> Entries taken from a collection
=====

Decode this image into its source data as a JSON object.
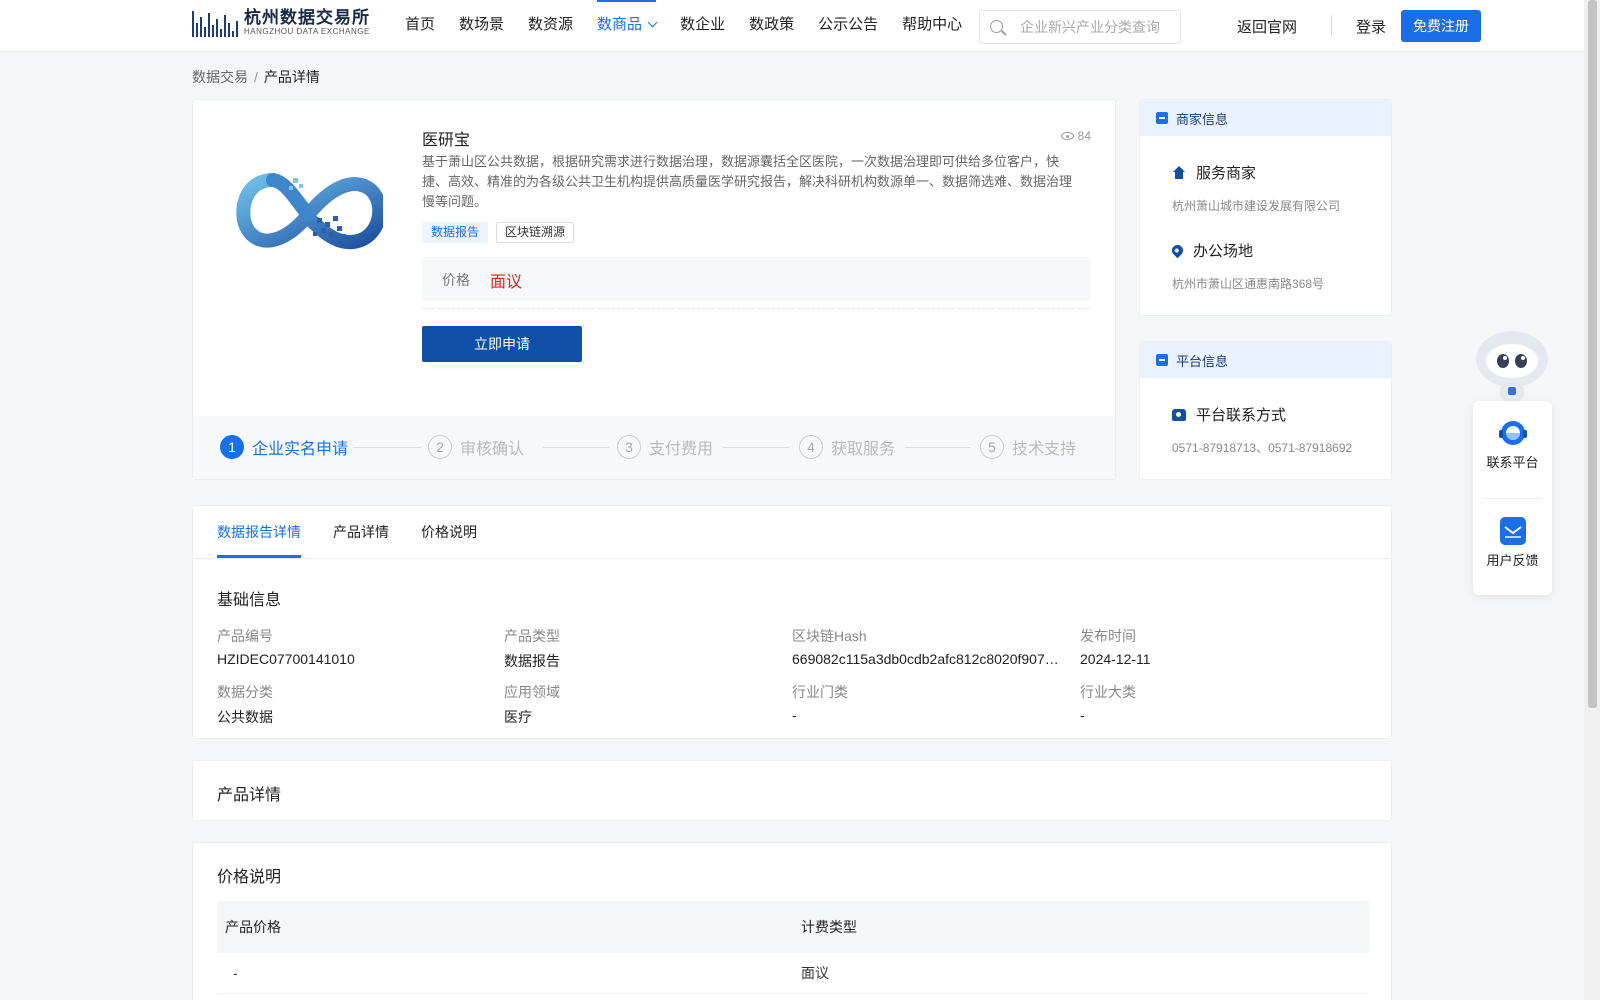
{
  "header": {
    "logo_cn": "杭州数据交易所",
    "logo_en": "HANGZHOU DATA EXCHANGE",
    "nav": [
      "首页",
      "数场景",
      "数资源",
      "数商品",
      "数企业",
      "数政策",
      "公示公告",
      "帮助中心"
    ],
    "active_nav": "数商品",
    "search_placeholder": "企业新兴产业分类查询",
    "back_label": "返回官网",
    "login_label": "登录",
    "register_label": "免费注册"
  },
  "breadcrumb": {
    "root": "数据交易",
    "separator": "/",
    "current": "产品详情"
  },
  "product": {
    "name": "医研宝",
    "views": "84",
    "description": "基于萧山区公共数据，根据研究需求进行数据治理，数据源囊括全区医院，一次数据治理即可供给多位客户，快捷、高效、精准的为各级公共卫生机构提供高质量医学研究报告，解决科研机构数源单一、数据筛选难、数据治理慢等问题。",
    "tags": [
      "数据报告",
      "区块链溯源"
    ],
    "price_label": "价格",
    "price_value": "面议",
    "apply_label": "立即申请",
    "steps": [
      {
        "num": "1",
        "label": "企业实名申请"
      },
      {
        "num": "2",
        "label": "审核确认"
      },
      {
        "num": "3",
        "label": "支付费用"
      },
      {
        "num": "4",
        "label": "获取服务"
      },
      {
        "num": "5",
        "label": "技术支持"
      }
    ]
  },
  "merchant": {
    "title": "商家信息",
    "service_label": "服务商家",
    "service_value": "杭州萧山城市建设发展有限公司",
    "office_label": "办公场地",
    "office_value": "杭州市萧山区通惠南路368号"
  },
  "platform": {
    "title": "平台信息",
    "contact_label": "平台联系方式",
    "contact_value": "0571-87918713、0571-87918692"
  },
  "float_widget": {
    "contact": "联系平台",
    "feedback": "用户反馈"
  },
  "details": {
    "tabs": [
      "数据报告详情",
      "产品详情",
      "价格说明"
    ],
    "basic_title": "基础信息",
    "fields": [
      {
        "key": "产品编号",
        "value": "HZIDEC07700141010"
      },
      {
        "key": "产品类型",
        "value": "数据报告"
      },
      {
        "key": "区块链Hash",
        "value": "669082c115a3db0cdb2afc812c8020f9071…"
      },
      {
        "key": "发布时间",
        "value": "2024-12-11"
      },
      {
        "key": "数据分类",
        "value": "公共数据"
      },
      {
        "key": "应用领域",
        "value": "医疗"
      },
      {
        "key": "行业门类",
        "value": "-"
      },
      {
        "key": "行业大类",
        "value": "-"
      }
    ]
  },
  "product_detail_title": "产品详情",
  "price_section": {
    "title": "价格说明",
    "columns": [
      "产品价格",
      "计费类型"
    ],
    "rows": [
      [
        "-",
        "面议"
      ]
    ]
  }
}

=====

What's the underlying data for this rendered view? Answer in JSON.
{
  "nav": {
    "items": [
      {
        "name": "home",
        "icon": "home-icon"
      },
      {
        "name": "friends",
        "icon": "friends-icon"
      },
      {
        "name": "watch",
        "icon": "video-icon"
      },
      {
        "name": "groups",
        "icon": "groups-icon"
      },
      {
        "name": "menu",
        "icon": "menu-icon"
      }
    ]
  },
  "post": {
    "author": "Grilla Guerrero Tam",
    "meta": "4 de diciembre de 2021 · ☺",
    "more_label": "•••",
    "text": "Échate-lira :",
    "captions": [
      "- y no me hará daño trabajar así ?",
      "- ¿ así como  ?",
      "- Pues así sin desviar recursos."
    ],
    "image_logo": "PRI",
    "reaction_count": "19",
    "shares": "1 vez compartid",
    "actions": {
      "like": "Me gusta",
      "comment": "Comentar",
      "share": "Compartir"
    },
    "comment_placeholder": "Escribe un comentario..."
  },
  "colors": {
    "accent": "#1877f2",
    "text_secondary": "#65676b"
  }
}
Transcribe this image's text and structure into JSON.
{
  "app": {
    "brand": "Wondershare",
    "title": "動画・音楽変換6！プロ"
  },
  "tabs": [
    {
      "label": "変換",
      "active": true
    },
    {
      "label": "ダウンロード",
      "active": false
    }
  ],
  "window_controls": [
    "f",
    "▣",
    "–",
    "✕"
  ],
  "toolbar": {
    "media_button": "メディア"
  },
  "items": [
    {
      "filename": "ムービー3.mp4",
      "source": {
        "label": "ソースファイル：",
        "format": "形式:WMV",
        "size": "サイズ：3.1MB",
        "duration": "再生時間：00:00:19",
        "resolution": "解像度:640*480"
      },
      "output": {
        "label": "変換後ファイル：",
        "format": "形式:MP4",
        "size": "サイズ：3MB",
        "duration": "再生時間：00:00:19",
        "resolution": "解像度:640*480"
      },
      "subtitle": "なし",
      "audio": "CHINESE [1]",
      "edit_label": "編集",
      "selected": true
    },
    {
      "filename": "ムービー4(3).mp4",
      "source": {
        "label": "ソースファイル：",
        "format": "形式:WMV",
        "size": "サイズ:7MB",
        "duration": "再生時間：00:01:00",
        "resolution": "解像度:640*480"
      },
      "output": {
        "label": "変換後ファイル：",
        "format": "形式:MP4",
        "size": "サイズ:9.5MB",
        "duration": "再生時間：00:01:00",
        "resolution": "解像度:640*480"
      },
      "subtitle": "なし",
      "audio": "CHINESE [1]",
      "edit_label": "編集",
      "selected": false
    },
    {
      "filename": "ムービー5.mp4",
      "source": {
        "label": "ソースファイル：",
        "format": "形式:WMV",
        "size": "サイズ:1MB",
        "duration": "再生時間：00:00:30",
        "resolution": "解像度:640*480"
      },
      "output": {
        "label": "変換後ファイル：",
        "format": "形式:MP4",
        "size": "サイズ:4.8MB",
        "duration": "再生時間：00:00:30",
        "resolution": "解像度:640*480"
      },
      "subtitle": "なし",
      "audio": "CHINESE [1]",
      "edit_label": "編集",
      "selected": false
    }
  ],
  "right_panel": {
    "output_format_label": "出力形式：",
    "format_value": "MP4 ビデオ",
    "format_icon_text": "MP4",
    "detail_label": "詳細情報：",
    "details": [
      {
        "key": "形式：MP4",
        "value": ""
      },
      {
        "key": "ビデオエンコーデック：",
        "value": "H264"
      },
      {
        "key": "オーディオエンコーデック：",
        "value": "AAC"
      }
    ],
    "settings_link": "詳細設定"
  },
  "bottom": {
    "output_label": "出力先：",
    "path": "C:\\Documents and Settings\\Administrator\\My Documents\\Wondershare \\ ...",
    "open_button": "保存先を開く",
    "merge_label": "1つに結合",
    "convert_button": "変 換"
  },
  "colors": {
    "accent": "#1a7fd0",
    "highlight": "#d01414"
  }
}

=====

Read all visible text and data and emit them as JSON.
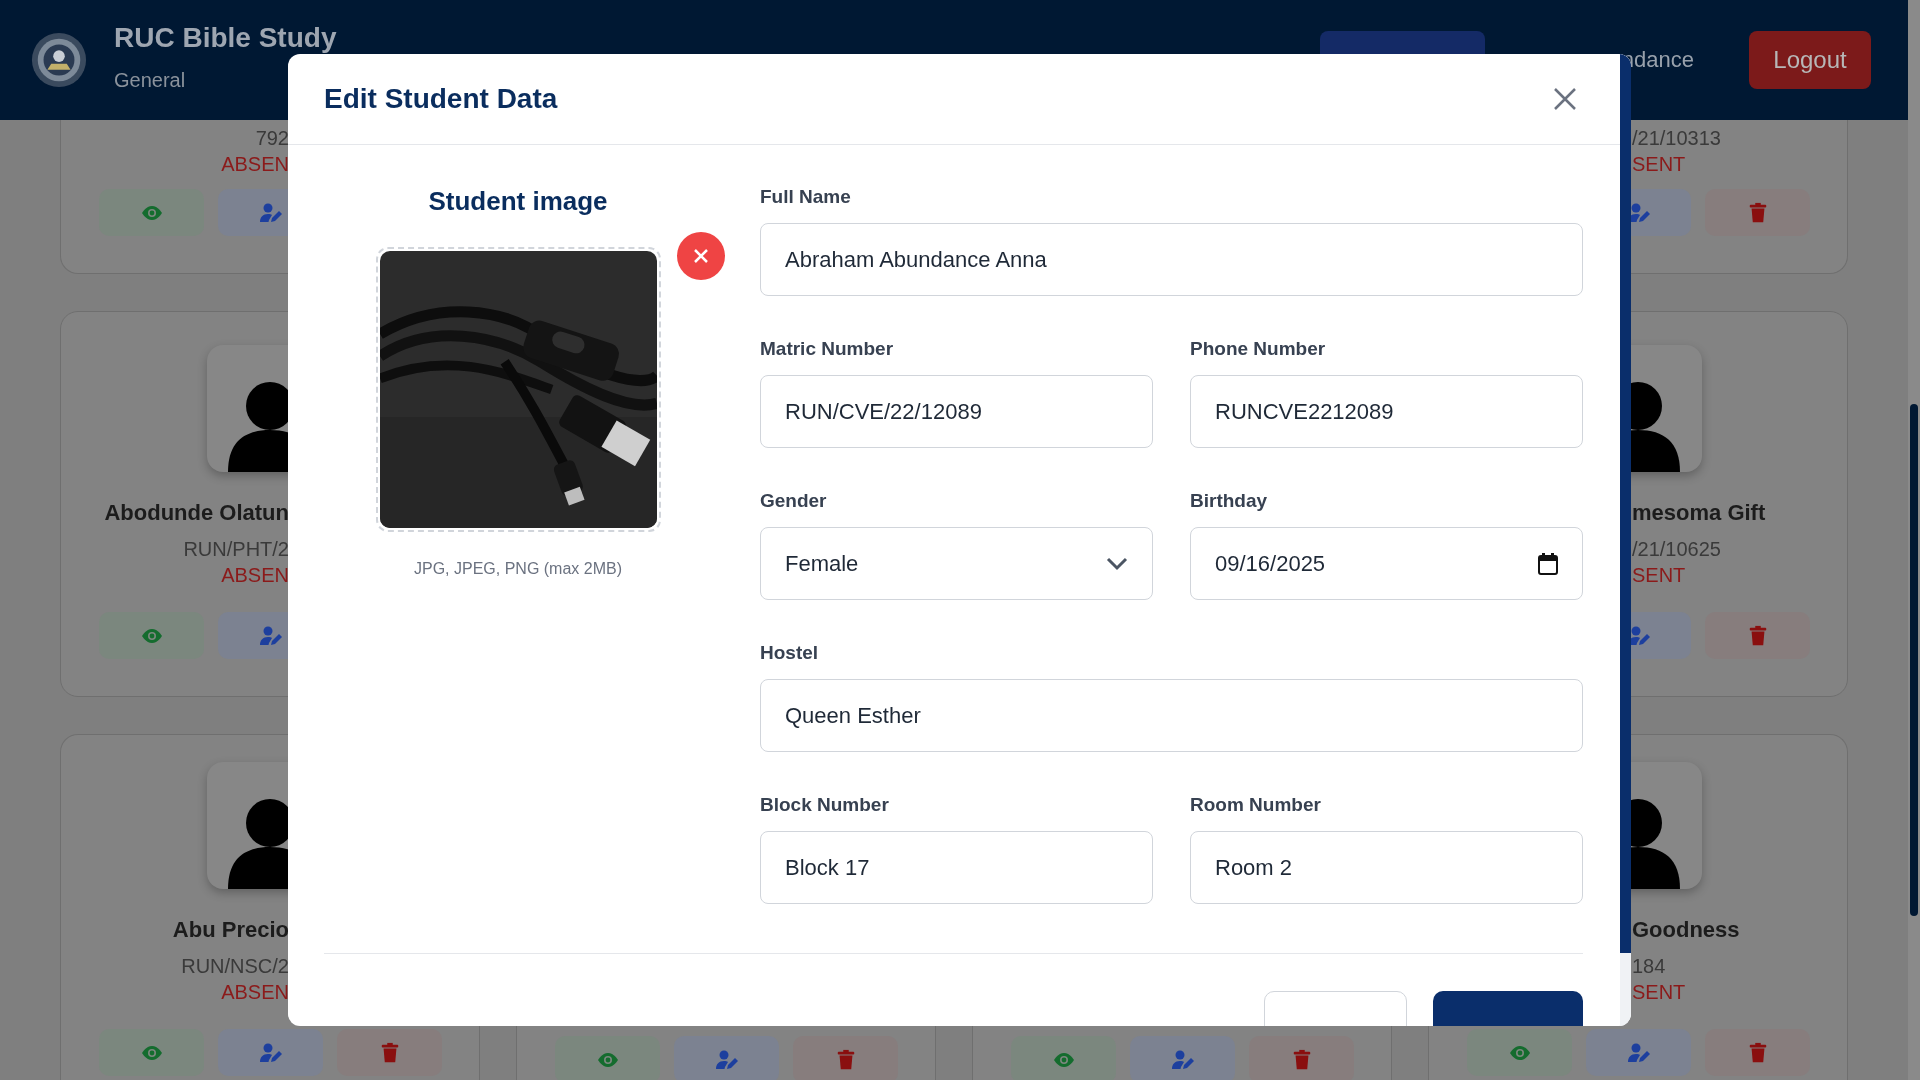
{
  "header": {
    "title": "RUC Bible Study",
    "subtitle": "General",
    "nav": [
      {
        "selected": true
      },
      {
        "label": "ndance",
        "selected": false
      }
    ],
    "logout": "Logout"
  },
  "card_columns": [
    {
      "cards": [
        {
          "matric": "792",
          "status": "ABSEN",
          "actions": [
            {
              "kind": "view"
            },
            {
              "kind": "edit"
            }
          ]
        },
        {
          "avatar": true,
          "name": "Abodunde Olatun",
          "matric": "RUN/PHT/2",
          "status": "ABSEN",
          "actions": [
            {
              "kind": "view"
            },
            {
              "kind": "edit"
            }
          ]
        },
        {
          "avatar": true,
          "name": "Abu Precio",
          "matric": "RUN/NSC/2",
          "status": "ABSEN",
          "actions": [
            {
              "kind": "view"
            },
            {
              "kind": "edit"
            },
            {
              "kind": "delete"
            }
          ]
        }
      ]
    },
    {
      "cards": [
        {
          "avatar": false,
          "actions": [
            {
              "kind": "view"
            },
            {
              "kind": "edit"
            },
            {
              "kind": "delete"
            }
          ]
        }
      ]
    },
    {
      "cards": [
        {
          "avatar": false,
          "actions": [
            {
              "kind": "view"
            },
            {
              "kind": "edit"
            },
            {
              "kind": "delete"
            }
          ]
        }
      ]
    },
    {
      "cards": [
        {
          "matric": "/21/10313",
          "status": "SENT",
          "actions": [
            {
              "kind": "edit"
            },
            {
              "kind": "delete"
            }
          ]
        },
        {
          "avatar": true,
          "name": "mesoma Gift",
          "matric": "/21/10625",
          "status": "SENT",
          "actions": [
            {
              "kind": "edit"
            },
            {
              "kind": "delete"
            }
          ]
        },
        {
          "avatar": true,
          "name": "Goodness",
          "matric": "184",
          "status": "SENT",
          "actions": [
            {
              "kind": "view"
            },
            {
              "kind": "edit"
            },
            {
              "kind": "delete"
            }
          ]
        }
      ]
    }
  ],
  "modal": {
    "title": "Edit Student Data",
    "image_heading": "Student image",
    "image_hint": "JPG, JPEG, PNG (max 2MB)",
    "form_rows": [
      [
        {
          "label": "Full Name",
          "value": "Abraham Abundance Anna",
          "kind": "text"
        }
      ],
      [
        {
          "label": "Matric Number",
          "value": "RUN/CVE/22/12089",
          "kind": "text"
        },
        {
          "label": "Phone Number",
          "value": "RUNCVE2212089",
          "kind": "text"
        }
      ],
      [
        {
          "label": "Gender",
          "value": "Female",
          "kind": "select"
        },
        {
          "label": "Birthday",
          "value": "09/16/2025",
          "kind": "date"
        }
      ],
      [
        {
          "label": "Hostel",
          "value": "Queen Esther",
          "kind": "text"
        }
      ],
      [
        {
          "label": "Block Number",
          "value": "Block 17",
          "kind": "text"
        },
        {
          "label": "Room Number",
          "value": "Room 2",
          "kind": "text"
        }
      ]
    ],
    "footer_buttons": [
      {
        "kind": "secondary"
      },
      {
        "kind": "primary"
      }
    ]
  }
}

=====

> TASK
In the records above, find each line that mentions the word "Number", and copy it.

> ANSWER TO THE EXERCISE
          "label": "Matric Number",
          "label": "Phone Number",
          "label": "Block Number",
          "label": "Room Number",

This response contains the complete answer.